Anyone who has made even a cursory attempt at reading any piece of statute will quickly come to the realisation that there are a lot of laws out there to put it mildly. Due to the sheer volume of laws that exist, means that even the most knowledgeable of legal practitioners wouldn’t know every piece of statute out there, so what hope do non-legal practitioners have? Although there’s absolutely no way which any normal person would be aware of every law, ignorance of the law still is not an excuse if a person commits a crime.
Ignorance of an offence is not a defence
In Ostrowski v Palmer (2004) 218 CLR 493 Gleeson CJ and Kirby J said (at 500):
“Professor Glanville Williams said that almost the only knowledge of law that many people possess is the knowledge that ignorance of the law is no excuse when a person is charged with an offence. This does not mean that people are presumed to know the law. Such a presumption would be absurd.
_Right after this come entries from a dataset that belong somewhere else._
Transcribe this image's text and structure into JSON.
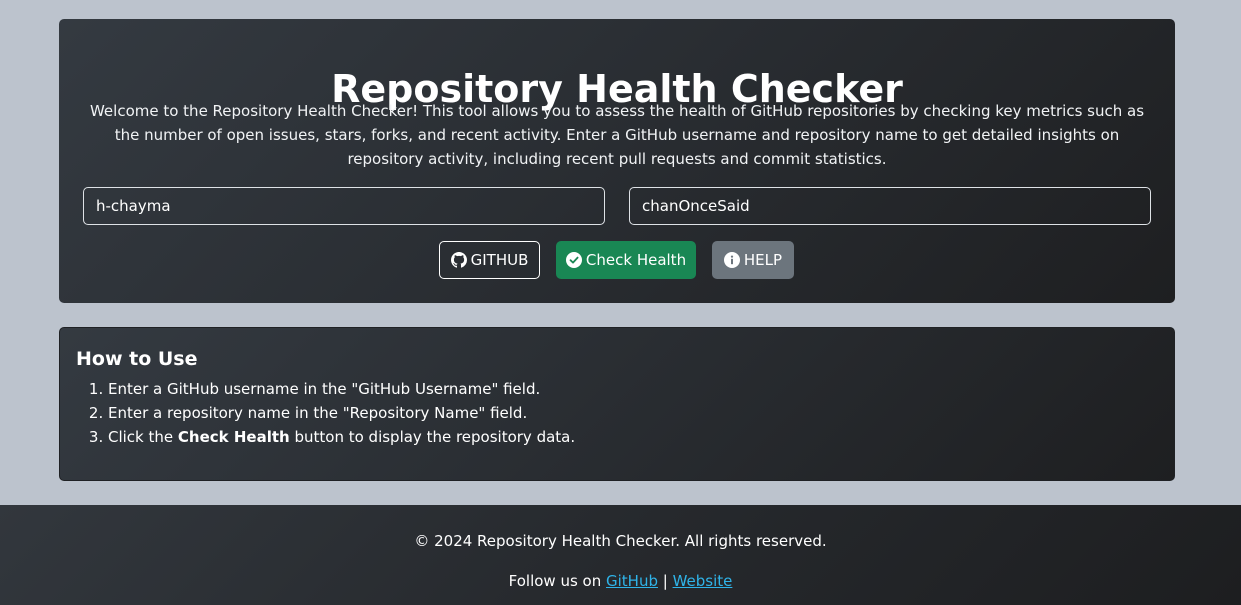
{
  "hero": {
    "title": "Repository Health Checker",
    "intro": "Welcome to the Repository Health Checker! This tool allows you to assess the health of GitHub repositories by checking key metrics such as the number of open issues, stars, forks, and recent activity. Enter a GitHub username and repository name to get detailed insights on repository activity, including recent pull requests and commit statistics.",
    "username_value": "h-chayma",
    "repo_value": "chanOnceSaid",
    "buttons": {
      "github": {
        "label": "GITHUB",
        "icon": "github-icon"
      },
      "check": {
        "label": "Check Health",
        "icon": "check-circle-icon"
      },
      "help": {
        "label": "HELP",
        "icon": "info-circle-icon"
      }
    }
  },
  "howto": {
    "title": "How to Use",
    "steps": [
      {
        "text": "Enter a GitHub username in the \"GitHub Username\" field."
      },
      {
        "text": "Enter a repository name in the \"Repository Name\" field."
      },
      {
        "prefix": "Click the ",
        "bold": "Check Health",
        "suffix": " button to display the repository data."
      }
    ]
  },
  "footer": {
    "copyright": "© 2024 Repository Health Checker. All rights reserved.",
    "follow_prefix": "Follow us on ",
    "separator": " | ",
    "links": [
      {
        "label": "GitHub"
      },
      {
        "label": "Website"
      }
    ]
  },
  "colors": {
    "background": "#bcc3cd",
    "card": "#2a2e33",
    "success": "#198754",
    "secondary": "#6c757d",
    "link": "#2fb4e9"
  }
}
Rather, it means that if a person is alleged to have committed an offence, it is both necessary and sufficient for the prosecution to prove the elements of the offence, and it is irrelevant to the question of guilt that the accused person was not aware of those elements that constituted an offence.”
Turning to statute, we can look to s 22(1) of the Criminal Code 1899 (Qld) as our example, with the section stating: “Ignorance of the law does not afford any excuse for an act or omission which would otherwise constitute an offence, unless knowledge of the law by the offender is expressly declared to be an element of the offence.”
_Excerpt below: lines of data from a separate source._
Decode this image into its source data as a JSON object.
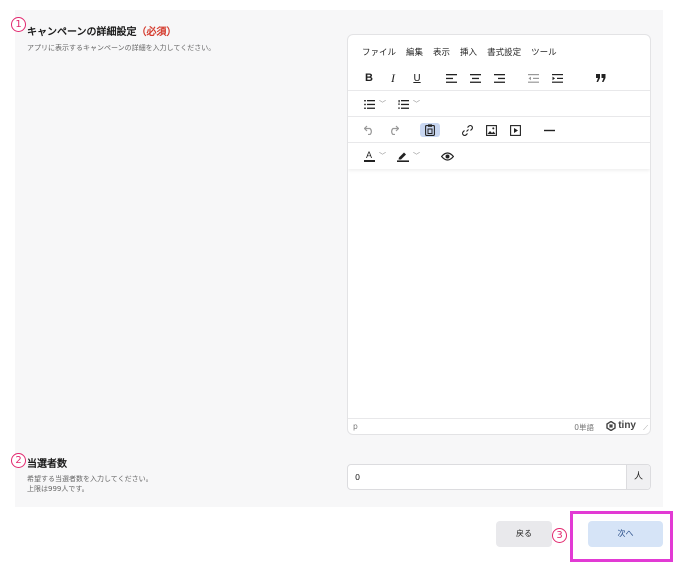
{
  "detail_section": {
    "marker": "1",
    "title": "キャンペーンの詳細設定",
    "required_label": "（必須）",
    "help": "アプリに表示するキャンペーンの詳細を入力してください。"
  },
  "editor": {
    "menu": [
      "ファイル",
      "編集",
      "表示",
      "挿入",
      "書式設定",
      "ツール"
    ],
    "toolbar": {
      "bold": "B",
      "italic": "I",
      "underline": "U",
      "text_color_glyph": "A"
    },
    "status": {
      "path": "p",
      "word_count": "0単語",
      "brand": "tiny"
    }
  },
  "winners_section": {
    "marker": "2",
    "title": "当選者数",
    "help_line1": "希望する当選者数を入力してください。",
    "help_line2": "上限は999人です。",
    "input_value": "0",
    "unit": "人"
  },
  "footer": {
    "marker": "3",
    "back_label": "戻る",
    "next_label": "次へ"
  },
  "colors": {
    "marker": "#e2286f",
    "required": "#d43a2c",
    "highlight": "#e23ad4",
    "next_button": "#d6e4f7"
  }
}
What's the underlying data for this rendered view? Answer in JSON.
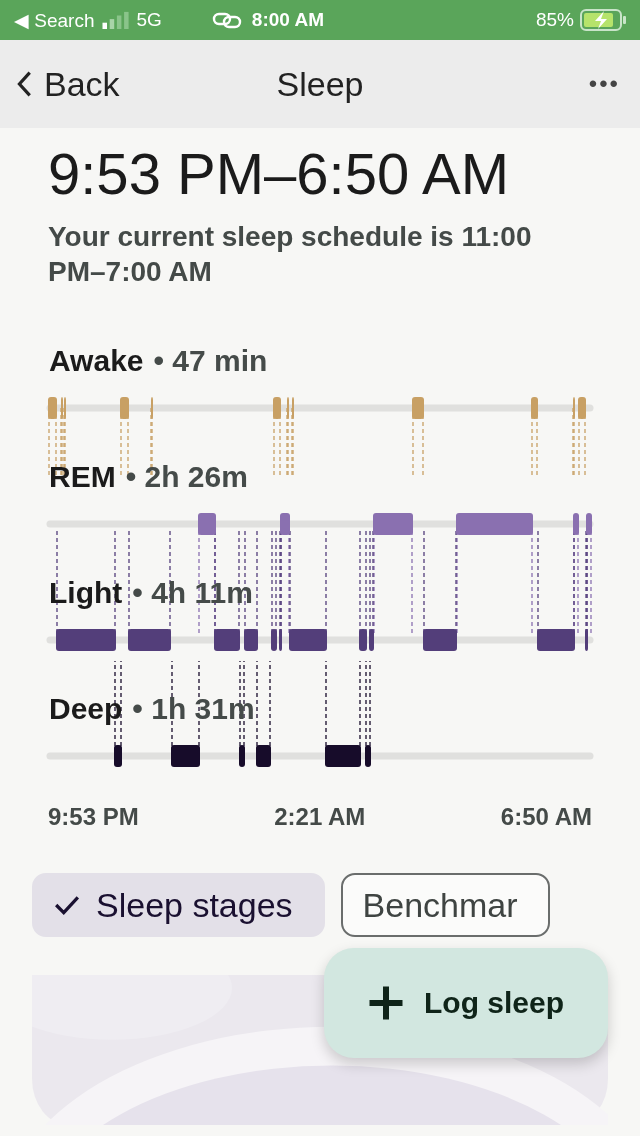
{
  "status_bar": {
    "back_label": "◀ Search",
    "network": "5G",
    "time": "8:00 AM",
    "battery": "85%"
  },
  "nav": {
    "back": "Back",
    "title": "Sleep",
    "more": "•••"
  },
  "sleep_range": "9:53 PM–6:50 AM",
  "schedule_note": "Your current sleep schedule is 11:00 PM–7:00 AM",
  "stages": [
    {
      "kind": "awake",
      "name": "Awake",
      "duration": "• 47 min",
      "color": "#c8a064"
    },
    {
      "kind": "rem",
      "name": "REM",
      "duration": "• 2h 26m",
      "color": "#8a70b0"
    },
    {
      "kind": "light",
      "name": "Light",
      "duration": "• 4h 11m",
      "color": "#533e7a"
    },
    {
      "kind": "deep",
      "name": "Deep",
      "duration": "• 1h 31m",
      "color": "#170c2a"
    }
  ],
  "time_axis": [
    "9:53 PM",
    "2:21 AM",
    "6:50 AM"
  ],
  "chips": [
    {
      "label": "Sleep stages",
      "selected": true
    },
    {
      "label": "Benchmar",
      "selected": false
    }
  ],
  "fab": {
    "label": "Log sleep"
  }
}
On an initial reading, it may seem a little harsh that not knowing specific laws cannot be used as a defence, however the rationale is sound because if ignorance can be raised, then conceivably everyone may plead ignorance.
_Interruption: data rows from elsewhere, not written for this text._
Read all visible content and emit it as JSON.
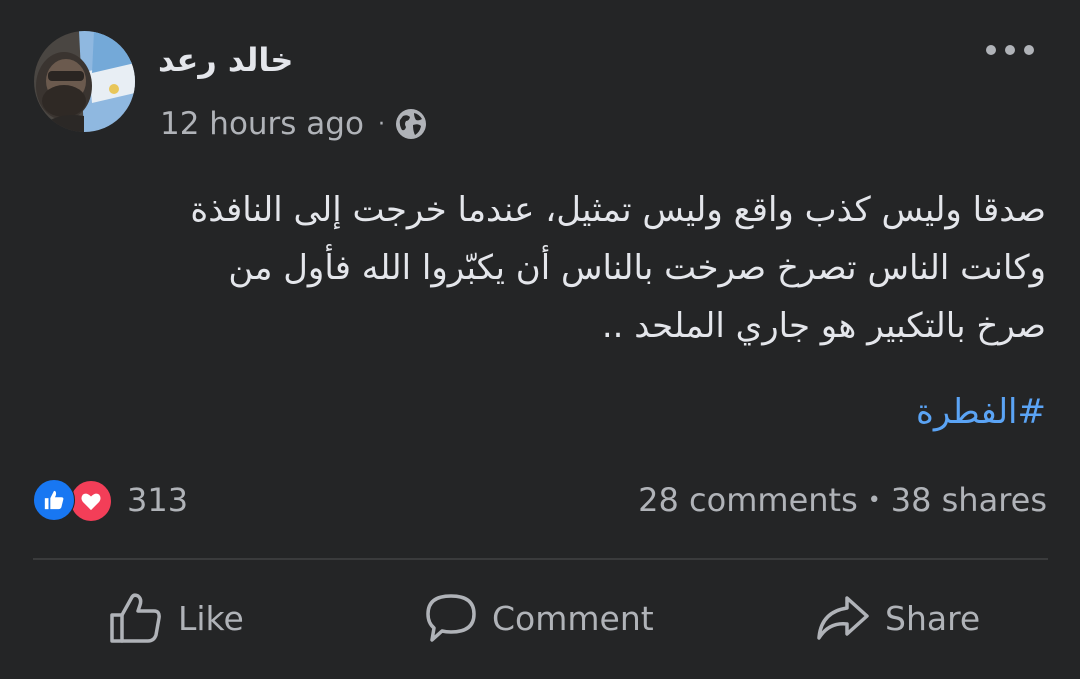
{
  "post": {
    "author": "خالد رعد",
    "timestamp": "12 hours ago",
    "meta_separator": "·",
    "privacy_icon": "globe-icon",
    "more_icon": "more-options-icon",
    "body_lines": [
      "صدقا وليس كذب واقع وليس تمثيل، عندما خرجت إلى النافذة",
      "وكانت الناس تصرخ صرخت بالناس أن يكبّروا الله فأول من",
      "صرخ بالتكبير هو جاري الملحد .."
    ],
    "hashtag": "#الفطرة"
  },
  "stats": {
    "reaction_count": "313",
    "reaction_icons": [
      "like-reaction-icon",
      "love-reaction-icon"
    ],
    "comments": "28 comments",
    "separator": "•",
    "shares": "38 shares"
  },
  "actions": {
    "like_label": "Like",
    "comment_label": "Comment",
    "share_label": "Share"
  },
  "colors": {
    "background": "#242526",
    "text_primary": "#e4e6eb",
    "text_secondary": "#b0b3b8",
    "hashtag": "#5ba4f5",
    "like_blue": "#1877f2",
    "love_red": "#f33e58",
    "divider": "#3a3b3c"
  }
}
What if someone holds the belief that the conduct is lawful?
In Walden v Hensler (1987) 163 CLR the appellant was found in possession of a turkey and a live turkey chick without licence. Gaudron J said (at 606):
“Section 22 of the Criminal Code 1899 (Qld) is in two parts; the first part gives the expression to the principle encompassed in the maxim ignorantia juris non excusat (ed’s note: ignorance of the law which everybody is supposed to know does not afford excuse); the second part provides, not by way of exception, but by way of qualification to this principle, the defence of claim of right. Such a defence is not constituted by mere ignorance of the criminal law, and therefore must have some foundation or basis independent of a mere belief in a liberty to engage in that which is not unlawful. Equally, however, ignorance of the criminal law does not preclude the assertion of a supposed right, notwithstanding that such assertion involves a belief, founded in ignorance, that conduct proscribed by the criminal law is lawful.”
Sure ignorance may be bliss under certain circumstances, but when it comes to criminal offences, the maxim probably isn’t going to help someone who finds themselves in trouble with the law.